Data provided: Begin

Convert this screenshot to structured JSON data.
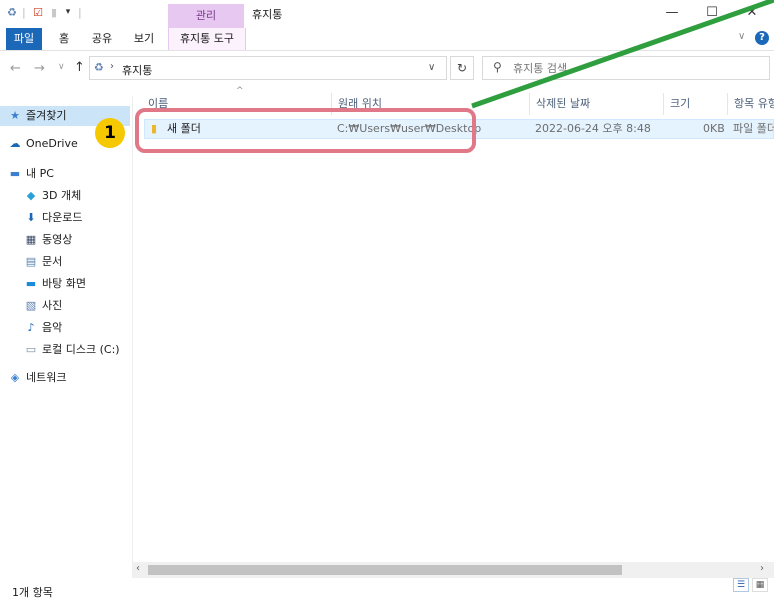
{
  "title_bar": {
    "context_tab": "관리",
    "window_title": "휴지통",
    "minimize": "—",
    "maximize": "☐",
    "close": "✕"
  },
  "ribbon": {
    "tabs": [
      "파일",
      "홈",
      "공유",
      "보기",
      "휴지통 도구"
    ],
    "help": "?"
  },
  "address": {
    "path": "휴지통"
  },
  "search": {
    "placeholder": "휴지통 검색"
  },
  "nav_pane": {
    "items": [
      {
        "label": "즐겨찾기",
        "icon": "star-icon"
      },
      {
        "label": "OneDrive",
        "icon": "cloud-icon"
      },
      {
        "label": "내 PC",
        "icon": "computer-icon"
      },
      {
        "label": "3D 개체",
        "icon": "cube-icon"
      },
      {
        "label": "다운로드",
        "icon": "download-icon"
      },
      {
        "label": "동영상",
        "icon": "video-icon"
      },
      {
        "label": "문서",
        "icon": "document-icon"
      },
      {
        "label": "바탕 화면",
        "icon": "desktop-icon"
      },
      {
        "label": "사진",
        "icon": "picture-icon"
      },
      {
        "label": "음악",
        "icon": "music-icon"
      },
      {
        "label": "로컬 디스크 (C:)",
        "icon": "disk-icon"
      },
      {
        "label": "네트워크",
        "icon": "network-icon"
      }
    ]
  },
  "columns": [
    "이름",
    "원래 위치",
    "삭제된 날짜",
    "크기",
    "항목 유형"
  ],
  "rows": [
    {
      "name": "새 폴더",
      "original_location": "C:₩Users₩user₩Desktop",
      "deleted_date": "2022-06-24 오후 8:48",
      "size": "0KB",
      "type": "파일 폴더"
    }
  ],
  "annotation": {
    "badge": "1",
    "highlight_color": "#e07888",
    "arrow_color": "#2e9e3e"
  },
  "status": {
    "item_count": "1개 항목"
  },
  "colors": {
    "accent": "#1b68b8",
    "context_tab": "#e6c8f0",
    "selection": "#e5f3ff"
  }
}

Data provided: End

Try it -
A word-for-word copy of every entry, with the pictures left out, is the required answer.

Result -
Convert this screenshot to structured JSON data.
{
  "title_bar": {
    "context_tab": "관리",
    "window_title": "휴지통",
    "minimize": "—",
    "maximize": "☐",
    "close": "✕"
  },
  "ribbon": {
    "tabs": [
      "파일",
      "홈",
      "공유",
      "보기",
      "휴지통 도구"
    ],
    "help": "?"
  },
  "address": {
    "path": "휴지통"
  },
  "search": {
    "placeholder": "휴지통 검색"
  },
  "nav_pane": {
    "items": [
      {
        "label": "즐겨찾기",
        "icon": "star-icon"
      },
      {
        "label": "OneDrive",
        "icon": "cloud-icon"
      },
      {
        "label": "내 PC",
        "icon": "computer-icon"
      },
      {
        "label": "3D 개체",
        "icon": "cube-icon"
      },
      {
        "label": "다운로드",
        "icon": "download-icon"
      },
      {
        "label": "동영상",
        "icon": "video-icon"
      },
      {
        "label": "문서",
        "icon": "document-icon"
      },
      {
        "label": "바탕 화면",
        "icon": "desktop-icon"
      },
      {
        "label": "사진",
        "icon": "picture-icon"
      },
      {
        "label": "음악",
        "icon": "music-icon"
      },
      {
        "label": "로컬 디스크 (C:)",
        "icon": "disk-icon"
      },
      {
        "label": "네트워크",
        "icon": "network-icon"
      }
    ]
  },
  "columns": [
    "이름",
    "원래 위치",
    "삭제된 날짜",
    "크기",
    "항목 유형"
  ],
  "rows": [
    {
      "name": "새 폴더",
      "original_location": "C:₩Users₩user₩Desktop",
      "deleted_date": "2022-06-24 오후 8:48",
      "size": "0KB",
      "type": "파일 폴더"
    }
  ],
  "annotation": {
    "badge": "1",
    "highlight_color": "#e07888",
    "arrow_color": "#2e9e3e"
  },
  "status": {
    "item_count": "1개 항목"
  },
  "colors": {
    "accent": "#1b68b8",
    "context_tab": "#e6c8f0",
    "selection": "#e5f3ff"
  }
}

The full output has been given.